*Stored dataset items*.

☆ ☆ ☆ ☆ ☆ ☆ ☆

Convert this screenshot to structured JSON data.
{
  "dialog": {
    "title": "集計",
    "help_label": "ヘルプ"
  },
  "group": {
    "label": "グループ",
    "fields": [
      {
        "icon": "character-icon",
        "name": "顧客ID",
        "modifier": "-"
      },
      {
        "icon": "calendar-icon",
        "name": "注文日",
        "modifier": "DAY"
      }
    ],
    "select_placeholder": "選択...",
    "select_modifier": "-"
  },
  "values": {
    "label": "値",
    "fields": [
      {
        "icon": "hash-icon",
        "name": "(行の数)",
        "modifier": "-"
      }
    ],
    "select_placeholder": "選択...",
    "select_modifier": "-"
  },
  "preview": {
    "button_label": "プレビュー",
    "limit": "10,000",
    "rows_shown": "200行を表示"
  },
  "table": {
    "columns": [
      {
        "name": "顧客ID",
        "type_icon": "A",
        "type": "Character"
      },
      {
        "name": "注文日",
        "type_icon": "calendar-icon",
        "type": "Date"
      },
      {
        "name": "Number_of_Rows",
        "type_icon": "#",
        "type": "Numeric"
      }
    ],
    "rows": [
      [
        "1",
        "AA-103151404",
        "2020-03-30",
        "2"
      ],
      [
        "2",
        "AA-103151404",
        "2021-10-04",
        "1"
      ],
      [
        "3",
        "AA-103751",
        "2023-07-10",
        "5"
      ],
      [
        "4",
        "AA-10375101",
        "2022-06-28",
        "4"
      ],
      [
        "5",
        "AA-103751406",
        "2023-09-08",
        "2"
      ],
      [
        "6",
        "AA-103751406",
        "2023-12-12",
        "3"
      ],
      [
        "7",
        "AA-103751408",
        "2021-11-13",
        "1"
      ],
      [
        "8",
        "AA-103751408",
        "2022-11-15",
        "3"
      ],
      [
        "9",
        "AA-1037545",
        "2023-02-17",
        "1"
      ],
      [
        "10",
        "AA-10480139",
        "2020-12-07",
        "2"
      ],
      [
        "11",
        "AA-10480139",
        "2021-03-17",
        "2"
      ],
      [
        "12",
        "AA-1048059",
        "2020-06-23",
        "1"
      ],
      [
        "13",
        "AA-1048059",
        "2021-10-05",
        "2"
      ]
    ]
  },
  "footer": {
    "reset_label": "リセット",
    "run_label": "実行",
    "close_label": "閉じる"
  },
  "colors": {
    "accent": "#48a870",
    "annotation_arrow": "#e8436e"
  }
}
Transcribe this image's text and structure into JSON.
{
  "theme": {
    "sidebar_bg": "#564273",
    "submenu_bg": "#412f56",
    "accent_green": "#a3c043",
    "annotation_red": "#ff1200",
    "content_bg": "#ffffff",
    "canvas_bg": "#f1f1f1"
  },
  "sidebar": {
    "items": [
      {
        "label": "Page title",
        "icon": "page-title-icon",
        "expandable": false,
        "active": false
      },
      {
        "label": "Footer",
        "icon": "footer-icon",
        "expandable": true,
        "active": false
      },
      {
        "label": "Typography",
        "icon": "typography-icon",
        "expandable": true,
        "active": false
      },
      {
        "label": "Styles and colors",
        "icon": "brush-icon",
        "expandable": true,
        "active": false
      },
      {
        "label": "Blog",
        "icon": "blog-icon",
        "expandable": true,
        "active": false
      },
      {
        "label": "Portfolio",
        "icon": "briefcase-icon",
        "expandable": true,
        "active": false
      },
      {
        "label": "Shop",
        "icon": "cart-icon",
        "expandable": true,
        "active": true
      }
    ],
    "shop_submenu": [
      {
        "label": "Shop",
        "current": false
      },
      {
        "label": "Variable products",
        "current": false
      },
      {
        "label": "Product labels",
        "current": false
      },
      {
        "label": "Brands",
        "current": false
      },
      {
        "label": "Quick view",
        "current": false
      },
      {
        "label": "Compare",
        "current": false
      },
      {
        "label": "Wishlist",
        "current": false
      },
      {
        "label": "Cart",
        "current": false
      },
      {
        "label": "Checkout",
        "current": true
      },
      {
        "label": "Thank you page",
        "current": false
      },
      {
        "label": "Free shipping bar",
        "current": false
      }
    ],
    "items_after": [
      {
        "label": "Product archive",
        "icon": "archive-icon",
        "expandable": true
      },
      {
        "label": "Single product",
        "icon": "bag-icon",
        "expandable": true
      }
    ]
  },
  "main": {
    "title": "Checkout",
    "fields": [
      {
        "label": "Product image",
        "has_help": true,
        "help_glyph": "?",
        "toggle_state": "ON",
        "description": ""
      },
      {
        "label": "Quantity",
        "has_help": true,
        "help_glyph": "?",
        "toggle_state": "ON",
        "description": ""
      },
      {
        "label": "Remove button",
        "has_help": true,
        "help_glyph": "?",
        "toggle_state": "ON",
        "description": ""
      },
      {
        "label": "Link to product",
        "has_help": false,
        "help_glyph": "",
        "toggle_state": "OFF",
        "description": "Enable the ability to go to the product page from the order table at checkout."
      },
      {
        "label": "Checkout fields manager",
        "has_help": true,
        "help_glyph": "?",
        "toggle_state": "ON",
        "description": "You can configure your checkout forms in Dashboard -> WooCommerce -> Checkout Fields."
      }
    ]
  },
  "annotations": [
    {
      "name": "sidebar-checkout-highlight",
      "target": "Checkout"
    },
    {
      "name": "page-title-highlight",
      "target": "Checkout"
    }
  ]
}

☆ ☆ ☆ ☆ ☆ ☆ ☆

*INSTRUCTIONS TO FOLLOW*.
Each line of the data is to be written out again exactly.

*RESPONSE AREA*.
Convert this screenshot to structured JSON data.
{
  "dialog": {
    "title": "集計",
    "help_label": "ヘルプ"
  },
  "group": {
    "label": "グループ",
    "fields": [
      {
        "icon": "character-icon",
        "name": "顧客ID",
        "modifier": "-"
      },
      {
        "icon": "calendar-icon",
        "name": "注文日",
        "modifier": "DAY"
      }
    ],
    "select_placeholder": "選択...",
    "select_modifier": "-"
  },
  "values": {
    "label": "値",
    "fields": [
      {
        "icon": "hash-icon",
        "name": "(行の数)",
        "modifier": "-"
      }
    ],
    "select_placeholder": "選択...",
    "select_modifier": "-"
  },
  "preview": {
    "button_label": "プレビュー",
    "limit": "10,000",
    "rows_shown": "200行を表示"
  },
  "table": {
    "columns": [
      {
        "name": "顧客ID",
        "type_icon": "A",
        "type": "Character"
      },
      {
        "name": "注文日",
        "type_icon": "calendar-icon",
        "type": "Date"
      },
      {
        "name": "Number_of_Rows",
        "type_icon": "#",
        "type": "Numeric"
      }
    ],
    "rows": [
      [
        "1",
        "AA-103151404",
        "2020-03-30",
        "2"
      ],
      [
        "2",
        "AA-103151404",
        "2021-10-04",
        "1"
      ],
      [
        "3",
        "AA-103751",
        "2023-07-10",
        "5"
      ],
      [
        "4",
        "AA-10375101",
        "2022-06-28",
        "4"
      ],
      [
        "5",
        "AA-103751406",
        "2023-09-08",
        "2"
      ],
      [
        "6",
        "AA-103751406",
        "2023-12-12",
        "3"
      ],
      [
        "7",
        "AA-103751408",
        "2021-11-13",
        "1"
      ],
      [
        "8",
        "AA-103751408",
        "2022-11-15",
        "3"
      ],
      [
        "9",
        "AA-1037545",
        "2023-02-17",
        "1"
      ],
      [
        "10",
        "AA-10480139",
        "2020-12-07",
        "2"
      ],
      [
        "11",
        "AA-10480139",
        "2021-03-17",
        "2"
      ],
      [
        "12",
        "AA-1048059",
        "2020-06-23",
        "1"
      ],
      [
        "13",
        "AA-1048059",
        "2021-10-05",
        "2"
      ]
    ]
  },
  "footer": {
    "reset_label": "リセット",
    "run_label": "実行",
    "close_label": "閉じる"
  },
  "colors": {
    "accent": "#48a870",
    "annotation_arrow": "#e8436e"
  }
}
Transcribe this image's text and structure into JSON.
{
  "theme": {
    "sidebar_bg": "#564273",
    "submenu_bg": "#412f56",
    "accent_green": "#a3c043",
    "annotation_red": "#ff1200",
    "content_bg": "#ffffff",
    "canvas_bg": "#f1f1f1"
  },
  "sidebar": {
    "items": [
      {
        "label": "Page title",
        "icon": "page-title-icon",
        "expandable": false,
        "active": false
      },
      {
        "label": "Footer",
        "icon": "footer-icon",
        "expandable": true,
        "active": false
      },
      {
        "label": "Typography",
        "icon": "typography-icon",
        "expandable": true,
        "active": false
      },
      {
        "label": "Styles and colors",
        "icon": "brush-icon",
        "expandable": true,
        "active": false
      },
      {
        "label": "Blog",
        "icon": "blog-icon",
        "expandable": true,
        "active": false
      },
      {
        "label": "Portfolio",
        "icon": "briefcase-icon",
        "expandable": true,
        "active": false
      },
      {
        "label": "Shop",
        "icon": "cart-icon",
        "expandable": true,
        "active": true
      }
    ],
    "shop_submenu": [
      {
        "label": "Shop",
        "current": false
      },
      {
        "label": "Variable products",
        "current": false
      },
      {
        "label": "Product labels",
        "current": false
      },
      {
        "label": "Brands",
        "current": false
      },
      {
        "label": "Quick view",
        "current": false
      },
      {
        "label": "Compare",
        "current": false
      },
      {
        "label": "Wishlist",
        "current": false
      },
      {
        "label": "Cart",
        "current": false
      },
      {
        "label": "Checkout",
        "current": true
      },
      {
        "label": "Thank you page",
        "current": false
      },
      {
        "label": "Free shipping bar",
        "current": false
      }
    ],
    "items_after": [
      {
        "label": "Product archive",
        "icon": "archive-icon",
        "expandable": true
      },
      {
        "label": "Single product",
        "icon": "bag-icon",
        "expandable": true
      }
    ]
  },
  "main": {
    "title": "Checkout",
    "fields": [
      {
        "label": "Product image",
        "has_help": true,
        "help_glyph": "?",
        "toggle_state": "ON",
        "description": ""
      },
      {
        "label": "Quantity",
        "has_help": true,
        "help_glyph": "?",
        "toggle_state": "ON",
        "description": ""
      },
      {
        "label": "Remove button",
        "has_help": true,
        "help_glyph": "?",
        "toggle_state": "ON",
        "description": ""
      },
      {
        "label": "Link to product",
        "has_help": false,
        "help_glyph": "",
        "toggle_state": "OFF",
        "description": "Enable the ability to go to the product page from the order table at checkout."
      },
      {
        "label": "Checkout fields manager",
        "has_help": true,
        "help_glyph": "?",
        "toggle_state": "ON",
        "description": "You can configure your checkout forms in Dashboard -> WooCommerce -> Checkout Fields."
      }
    ]
  },
  "annotations": [
    {
      "name": "sidebar-checkout-highlight",
      "target": "Checkout"
    },
    {
      "name": "page-title-highlight",
      "target": "Checkout"
    }
  ]
}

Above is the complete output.